After a spirited discussion, we decided that a double opt-in system would be best for the WBP, as it would increase list quality and reduce some of the list management needs for the nonprofit.
Only Aid to Artisans, Ten Thousand Villages and World of Good sent welcome emails—none of which were very good. They mostly missed the opportunity to use their welcome email to reinforce their brand positioning, communicate their mission statements and get the new subscriber involved.
Ten Thousand Villages and World of Good both had a strange sign up system. First, they sent a text-only subscription confirmation email (double opt in), then an HTML email confirming the successful subscription, and then a text-only welcome email that had less information than the previous HTML email. The only new information that it had was an unsubscribe link. Upon a successful opt-in confirmation, the WBP should definitely just send an HTML welcome email and forgo any kind of opt-in confirmation email.
None of the welcome emails included whitelisting instructions, which was a huge missed opportunity.
For those that didn’t send welcome emails, they were slow in sending their regular emails. Since many only send emails monthly, if you subscribed right after they send one out, you’d be waiting nearly a month to receive anything from them.
Aid to Artisans had the best welcome email of the bunch (see below), since it had HTML branding and links to its store, donation page and events listing. But it lacked whitelisting instructions, an unsubscribe link, and any kind of statement of mission. Also, the centered text was a bit hard to read, especially since there were no blank lines or special typography to break up the text into more easily scannable bites.
There are several things worth noting with their regular emails. First, only Ten Thousand Villages make good use of navigation bars. Aid to Artisans’ nav bar is at the bottom of most its emails, just like it is in its welcome email, although sometimes it’s on the left-hand side in column form. And Habitat for Humanity (see below) has a listing of “More Ways to Get Involved” at the bottom of their emails, but no nav bar.
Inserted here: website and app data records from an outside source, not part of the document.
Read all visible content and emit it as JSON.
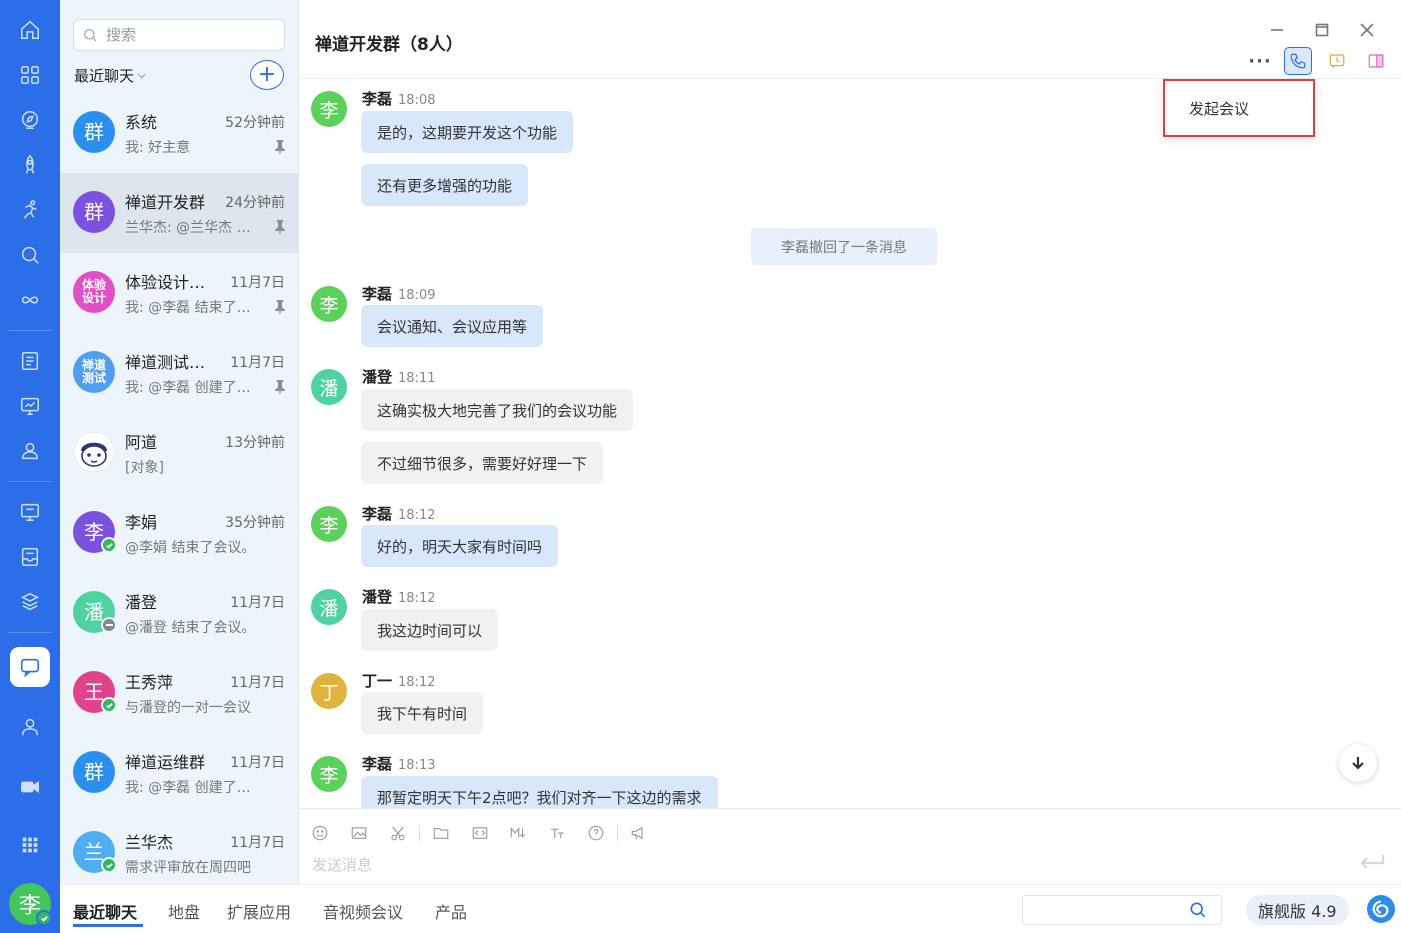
{
  "colors": {
    "accent": "#2b6ee8",
    "online": "#2cba5a",
    "popup_border": "#d9413a"
  },
  "rail": {
    "icons": [
      "home-icon",
      "apps-grid-icon",
      "compass-icon",
      "rocket-icon",
      "runner-icon",
      "search-magnifier-icon",
      "infinity-icon",
      "document-list-icon",
      "monitor-chart-icon",
      "users-icon",
      "oa-screen-icon",
      "inbox-icon",
      "cube-stack-icon",
      "chat-icon",
      "contact-icon",
      "video-icon",
      "grid-dots-icon"
    ],
    "active": "chat-icon",
    "me_avatar": "李"
  },
  "sidebar": {
    "search_placeholder": "搜索",
    "filter_label": "最近聊天",
    "add_label": "+",
    "conversations": [
      {
        "avatar": "群",
        "avatar_color": "#2b8ff0",
        "name": "系统",
        "time": "52分钟前",
        "preview": "我: 好主意",
        "pinned": true
      },
      {
        "avatar": "群",
        "avatar_color": "#7b52e0",
        "name": "禅道开发群",
        "time": "24分钟前",
        "preview": "兰华杰: @兰华杰 …",
        "pinned": true,
        "active": true
      },
      {
        "avatar": "体验\n设计",
        "avatar_color": "#e04fc8",
        "name": "体验设计…",
        "time": "11月7日",
        "preview": "我: @李磊 结束了…",
        "pinned": true
      },
      {
        "avatar": "禅道\n测试",
        "avatar_color": "#4f9ef0",
        "name": "禅道测试…",
        "time": "11月7日",
        "preview": "我: @李磊 创建了…",
        "pinned": true
      },
      {
        "avatar": "",
        "avatar_color": "#ffffff",
        "name": "阿道",
        "time": "13分钟前",
        "preview": "[对象]",
        "pinned": false
      },
      {
        "avatar": "李",
        "avatar_color": "#7b52e0",
        "name": "李娟",
        "time": "35分钟前",
        "preview": "@李娟 结束了会议。",
        "pinned": false,
        "status": "online"
      },
      {
        "avatar": "潘",
        "avatar_color": "#4fd2a0",
        "name": "潘登",
        "time": "11月7日",
        "preview": "@潘登 结束了会议。",
        "pinned": false,
        "status": "away"
      },
      {
        "avatar": "王",
        "avatar_color": "#e0438c",
        "name": "王秀萍",
        "time": "11月7日",
        "preview": "与潘登的一对一会议",
        "pinned": false,
        "status": "online"
      },
      {
        "avatar": "群",
        "avatar_color": "#2b8ff0",
        "name": "禅道运维群",
        "time": "11月7日",
        "preview": "我: @李磊 创建了讨…",
        "pinned": false
      },
      {
        "avatar": "兰",
        "avatar_color": "#4faef0",
        "name": "兰华杰",
        "time": "11月7日",
        "preview": "需求评审放在周四吧",
        "pinned": false,
        "status": "online"
      }
    ]
  },
  "chat": {
    "title": "禅道开发群（8人）",
    "more_label": "···",
    "popup_item": "发起会议",
    "recall_notice": "李磊撤回了一条消息",
    "messages": [
      {
        "sender": "李磊",
        "avatar": "李",
        "avatar_color": "#5bd15b",
        "time": "18:08",
        "mine": true,
        "bubbles": [
          "是的，这期要开发这个功能",
          "还有更多增强的功能"
        ]
      },
      {
        "sender": "李磊",
        "avatar": "李",
        "avatar_color": "#5bd15b",
        "time": "18:09",
        "mine": true,
        "bubbles": [
          "会议通知、会议应用等"
        ]
      },
      {
        "sender": "潘登",
        "avatar": "潘",
        "avatar_color": "#4fd2a0",
        "time": "18:11",
        "mine": false,
        "bubbles": [
          "这确实极大地完善了我们的会议功能",
          "不过细节很多，需要好好理一下"
        ]
      },
      {
        "sender": "李磊",
        "avatar": "李",
        "avatar_color": "#5bd15b",
        "time": "18:12",
        "mine": true,
        "bubbles": [
          "好的，明天大家有时间吗"
        ]
      },
      {
        "sender": "潘登",
        "avatar": "潘",
        "avatar_color": "#4fd2a0",
        "time": "18:12",
        "mine": false,
        "bubbles": [
          "我这边时间可以"
        ]
      },
      {
        "sender": "丁一",
        "avatar": "丁",
        "avatar_color": "#e0b43c",
        "time": "18:12",
        "mine": false,
        "bubbles": [
          "我下午有时间"
        ]
      },
      {
        "sender": "李磊",
        "avatar": "李",
        "avatar_color": "#5bd15b",
        "time": "18:13",
        "mine": true,
        "bubbles": [
          "那暂定明天下午2点吧？我们对齐一下这边的需求"
        ]
      }
    ],
    "composer": {
      "placeholder": "发送消息",
      "tools": [
        "emoji-icon",
        "image-icon",
        "scissors-icon",
        "folder-icon",
        "code-icon",
        "markdown-icon",
        "text-format-icon",
        "help-icon",
        "megaphone-icon"
      ]
    }
  },
  "bottombar": {
    "tabs": [
      "最近聊天",
      "地盘",
      "扩展应用",
      "音视频会议",
      "产品"
    ],
    "active_tab": "最近聊天",
    "version": "旗舰版 4.9"
  }
}
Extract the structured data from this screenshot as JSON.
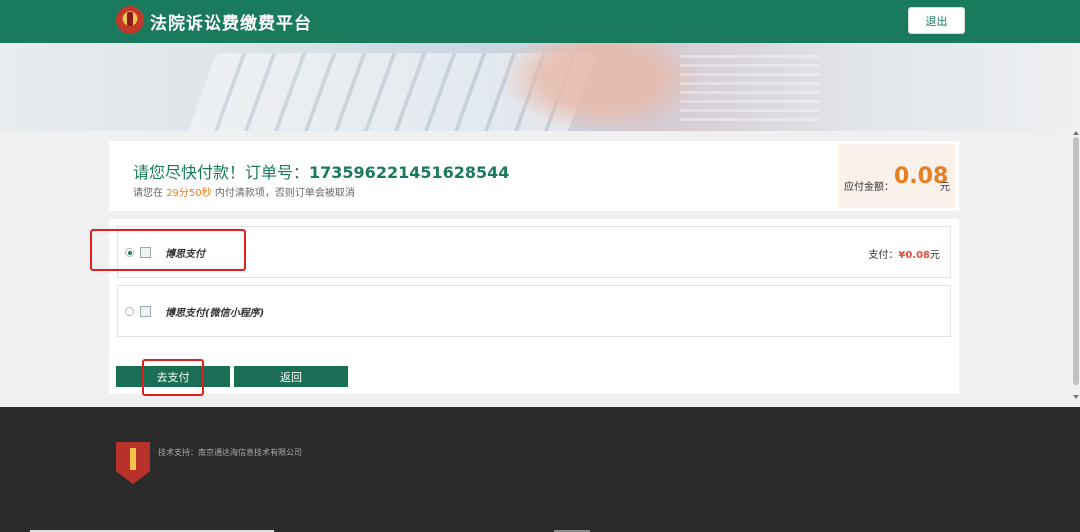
{
  "header": {
    "site_title": "法院诉讼费缴费平台",
    "logout_label": "退出"
  },
  "order": {
    "title_prefix": "请您尽快付款！订单号：",
    "order_number": "173596221451628544",
    "hint_prefix": "请您在",
    "hint_time": "29分50秒",
    "hint_suffix": "内付清款项，否则订单会被取消",
    "amount_label": "应付金额：",
    "amount_value": "0.08",
    "amount_unit": "元"
  },
  "payment": {
    "options": [
      {
        "name": "博思支付",
        "checked": true
      },
      {
        "name": "博思支付(微信小程序)",
        "checked": false
      }
    ],
    "amount_prefix": "支付：",
    "amount_value": "¥0.08",
    "amount_unit": "元",
    "pay_button": "去支付",
    "back_button": "返回"
  },
  "footer": {
    "support_text": "技术支持：南京通达海信息技术有限公司"
  },
  "colors": {
    "brand": "#1a7a5e",
    "accent": "#e67e22",
    "annotation": "#e02020"
  }
}
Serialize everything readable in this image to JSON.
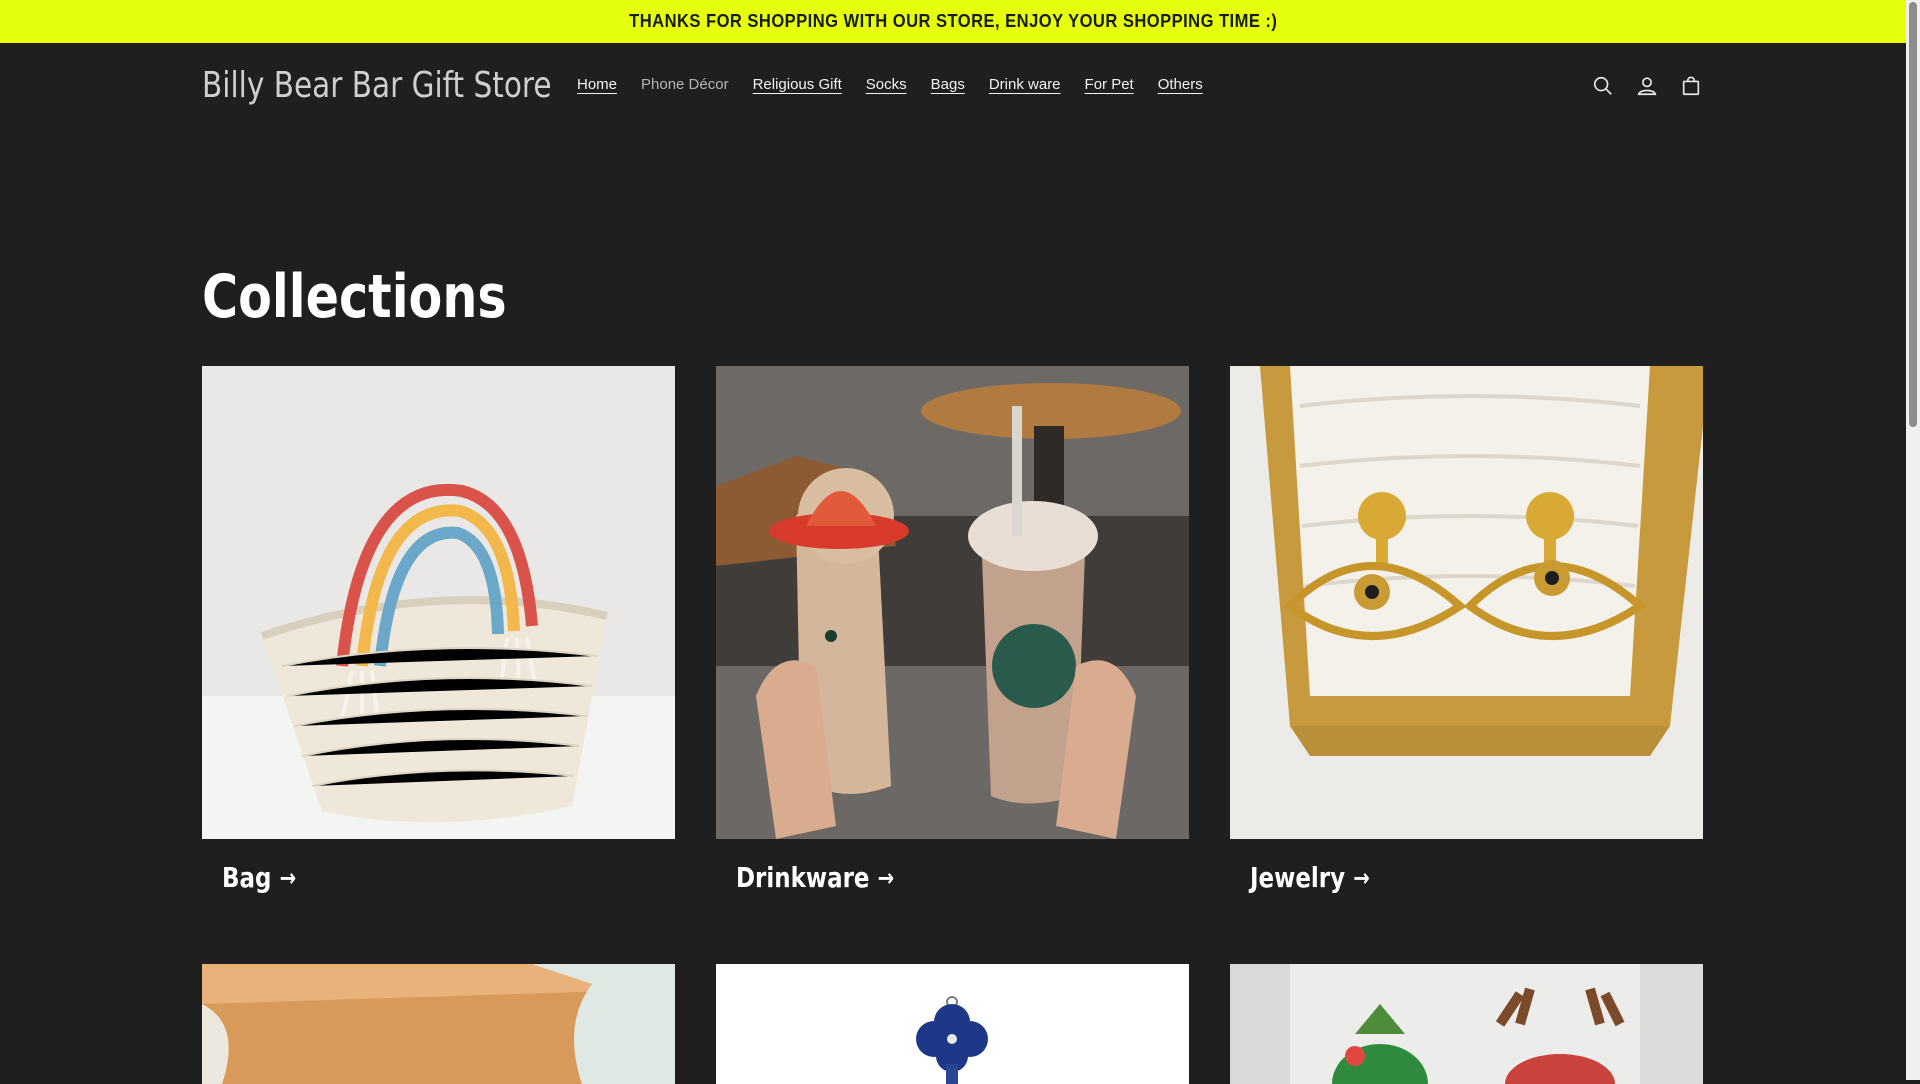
{
  "announcement": "THANKS FOR SHOPPING WITH OUR STORE, ENJOY YOUR SHOPPING TIME :)",
  "store_name": "Billy Bear Bar Gift Store",
  "nav": [
    {
      "label": "Home"
    },
    {
      "label": "Phone Décor"
    },
    {
      "label": "Religious Gift"
    },
    {
      "label": "Socks"
    },
    {
      "label": "Bags"
    },
    {
      "label": "Drink ware"
    },
    {
      "label": "For Pet"
    },
    {
      "label": "Others"
    }
  ],
  "header_icons": [
    "search-icon",
    "account-icon",
    "cart-icon"
  ],
  "page_title": "Collections",
  "collections": [
    {
      "label": "Bag",
      "image": "rainbow-cotton-rope-bag"
    },
    {
      "label": "Drinkware",
      "image": "bear-cup-and-frappuccino"
    },
    {
      "label": "Jewelry",
      "image": "gold-evil-eye-earrings"
    },
    {
      "label": "",
      "image": "wooden-surface-item"
    },
    {
      "label": "",
      "image": "blue-cross-pendant"
    },
    {
      "label": "",
      "image": "christmas-plush-toys"
    }
  ],
  "colors": {
    "announcement_bg": "#e6ff0c",
    "page_bg": "#1f1f20",
    "text": "#ffffff"
  }
}
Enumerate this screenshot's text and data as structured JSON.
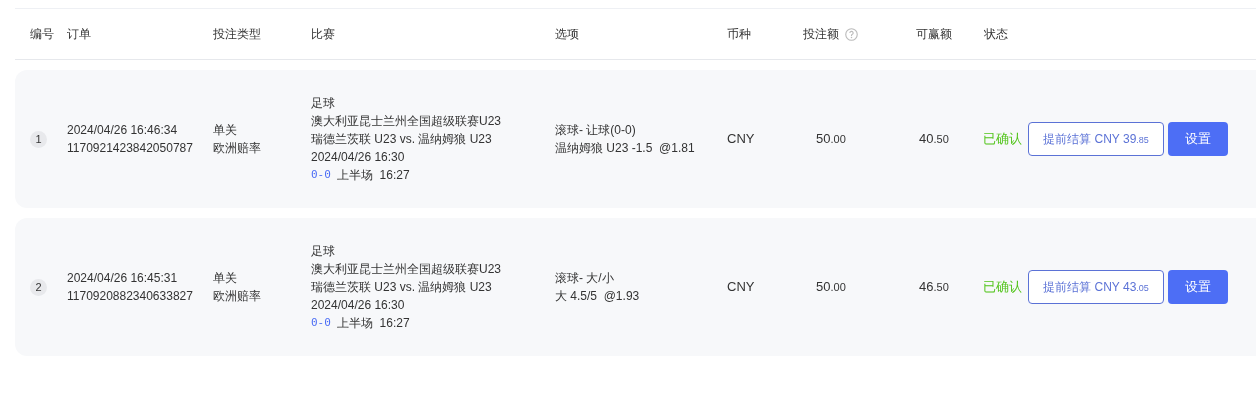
{
  "columns": [
    {
      "label": "编号"
    },
    {
      "label": "订单"
    },
    {
      "label": "投注类型"
    },
    {
      "label": "比赛"
    },
    {
      "label": "选项"
    },
    {
      "label": "币种"
    },
    {
      "label": "投注额",
      "help": true
    },
    {
      "label": "可赢额"
    },
    {
      "label": "状态"
    }
  ],
  "rows": [
    {
      "index": "1",
      "time": "2024/04/26 16:46:34",
      "order_id": "1170921423842050787",
      "bet_type": "单关",
      "odds_type": "欧洲赔率",
      "sport": "足球",
      "league": "澳大利亚昆士兰州全国超级联赛U23",
      "teams": "瑞德兰茨联 U23 vs. 温纳姆狼 U23",
      "kickoff": "2024/04/26 16:30",
      "score": "0-0",
      "period": "上半场  16:27",
      "market": "滚球- 让球(0-0)",
      "pick": "温纳姆狼 U23 -1.5  @1.81",
      "currency": "CNY",
      "stake": {
        "whole": "50",
        "fraction": ".00"
      },
      "win": {
        "whole": "40",
        "fraction": ".50"
      },
      "status": "已确认",
      "cashout": {
        "label": "提前结算",
        "currency": "CNY",
        "whole": "39",
        "fraction": ".85"
      },
      "settings": "设置"
    },
    {
      "index": "2",
      "time": "2024/04/26 16:45:31",
      "order_id": "1170920882340633827",
      "bet_type": "单关",
      "odds_type": "欧洲赔率",
      "sport": "足球",
      "league": "澳大利亚昆士兰州全国超级联赛U23",
      "teams": "瑞德兰茨联 U23 vs. 温纳姆狼 U23",
      "kickoff": "2024/04/26 16:30",
      "score": "0-0",
      "period": "上半场  16:27",
      "market": "滚球- 大/小",
      "pick": "大 4.5/5  @1.93",
      "currency": "CNY",
      "stake": {
        "whole": "50",
        "fraction": ".00"
      },
      "win": {
        "whole": "46",
        "fraction": ".50"
      },
      "status": "已确认",
      "cashout": {
        "label": "提前结算",
        "currency": "CNY",
        "whole": "43",
        "fraction": ".05"
      },
      "settings": "设置"
    }
  ]
}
Second, World of Good and Habitat’s emails featured a modular design that made it easy for them to add items to the newsletter. As you can see in the World of Good email below, it’s a little unsophisticated, but when you don’t have many people to manage your email marketing this kind of design can simplify email construction.
That email is also a good example of my third point, which is that some of these marketers make a point of highlighting the people that their activities help. Obviously the people angle is a lot of why people purchase from or get involved with these organizations. I think that profiles of the WBP’s workers, messages from staff members and pictures from events should play prominent role in the WBP emails.
All in all, Ten Thousand Villages’ email design (see below) is the closest to what we’ve developed for the WBP so far. It includes a personal angle by featuring an artisan and combines it with product images and descriptions.
If anyone has any recommendations or thoughts on any of this, please comment below. If you’re an eec member and you’d like to get involved with this project, please contact Ali.